Anime’s best bra?

2 thoughts on “Tsukihime: A Piece of Blue Glass Moon: Arcueid Arc

  1. From what I remember playing Tsukihime 15 years ago or however long it’s been, all the really good stuff comes in the far side routes. But then I also remember Nasu’s famously unedited prose continuing throughout the whole VN so that probably won’t let up. I’m also surprised to hear they didn’t bother to edit the remake down.

    Liked by 1 person

    • It only gets very noticeable when Arcueid starts talking about the Vampires. The rest is has decent pace, but man oh man, does it become a fucking GRIND at times.

      But yeah, I am shocked he didn’t take a harder stance on his edit. Oh well, long drawn out conversations are sort of a Nasu trademark.

      Liked by 1 person

Leave a Reply

Fill in your details below or click an icon to log in:

WordPress.com Logo

You are commenting using your WordPress.com account. Log Out /  Change )

Twitter picture

You are commenting using your Twitter account. Log Out /  Change )

Facebook photo
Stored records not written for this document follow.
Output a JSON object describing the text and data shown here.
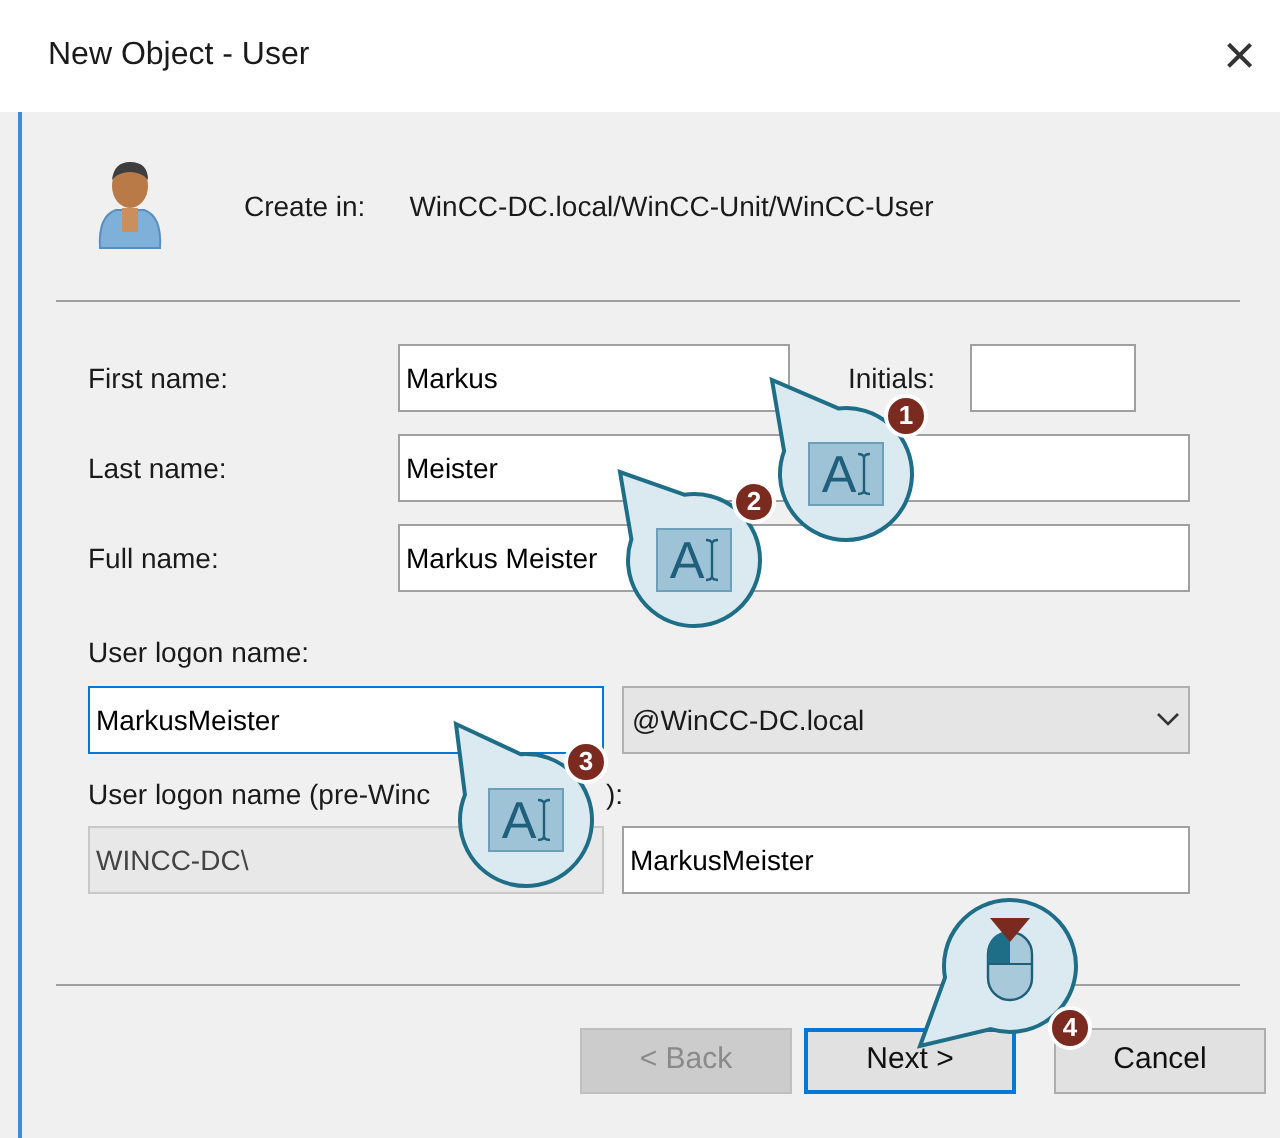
{
  "window": {
    "title": "New Object - User",
    "close": "×"
  },
  "create_in": {
    "label": "Create in:",
    "path": "WinCC-DC.local/WinCC-Unit/WinCC-User"
  },
  "fields": {
    "first_name": {
      "label": "First name:",
      "value": "Markus"
    },
    "initials": {
      "label": "Initials:"
    },
    "last_name": {
      "label": "Last name:",
      "value": "Meister"
    },
    "full_name": {
      "label": "Full name:",
      "value": "Markus Meister"
    },
    "logon": {
      "label": "User logon name:",
      "value": "MarkusMeister",
      "focused": true,
      "domain": "@WinCC-DC.local"
    },
    "pre_windows": {
      "label_start": "User logon name (pre-Winc",
      "label_end": "):",
      "domain": "WINCC-DC\\",
      "domain_disabled": true,
      "value": "MarkusMeister"
    }
  },
  "buttons": [
    {
      "label": "< Back",
      "disabled": true,
      "default": false
    },
    {
      "label": "Next >",
      "disabled": false,
      "default": true
    },
    {
      "label": "Cancel",
      "disabled": false,
      "default": false
    }
  ],
  "callouts": [
    {
      "kind": "text-cursor",
      "glyph": "A",
      "number": "1"
    },
    {
      "kind": "text-cursor",
      "glyph": "A",
      "number": "2"
    },
    {
      "kind": "text-cursor",
      "glyph": "A",
      "number": "3"
    },
    {
      "kind": "mouse",
      "number": "4"
    }
  ]
}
You are commenting using your Facebook account. Log Out /  Change )

Connecting to %s